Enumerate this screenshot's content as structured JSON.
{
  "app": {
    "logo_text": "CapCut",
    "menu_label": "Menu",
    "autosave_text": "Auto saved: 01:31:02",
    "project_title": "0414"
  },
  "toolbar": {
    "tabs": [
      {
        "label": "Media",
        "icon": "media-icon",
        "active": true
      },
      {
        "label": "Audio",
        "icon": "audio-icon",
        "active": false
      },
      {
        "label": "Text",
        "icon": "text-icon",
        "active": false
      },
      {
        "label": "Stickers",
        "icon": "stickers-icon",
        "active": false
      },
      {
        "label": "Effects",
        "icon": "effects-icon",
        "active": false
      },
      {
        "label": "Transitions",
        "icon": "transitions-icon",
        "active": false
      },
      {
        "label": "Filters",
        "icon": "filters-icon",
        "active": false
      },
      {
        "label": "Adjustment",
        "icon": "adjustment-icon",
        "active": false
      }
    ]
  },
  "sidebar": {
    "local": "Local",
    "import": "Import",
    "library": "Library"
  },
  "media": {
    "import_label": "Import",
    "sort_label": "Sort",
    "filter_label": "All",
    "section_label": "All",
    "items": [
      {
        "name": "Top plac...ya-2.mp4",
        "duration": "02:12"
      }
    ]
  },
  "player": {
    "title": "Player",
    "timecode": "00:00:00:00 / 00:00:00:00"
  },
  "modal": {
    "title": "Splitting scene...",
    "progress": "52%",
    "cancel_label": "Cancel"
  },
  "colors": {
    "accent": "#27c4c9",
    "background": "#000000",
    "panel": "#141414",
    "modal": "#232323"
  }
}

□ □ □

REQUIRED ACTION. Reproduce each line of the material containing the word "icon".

THE COMPLETED TASK.
        "icon": "media-icon",
        "icon": "audio-icon",
        "icon": "text-icon",
        "icon": "stickers-icon",
        "icon": "effects-icon",
        "icon": "transitions-icon",
        "icon": "filters-icon",
        "icon": "adjustment-icon",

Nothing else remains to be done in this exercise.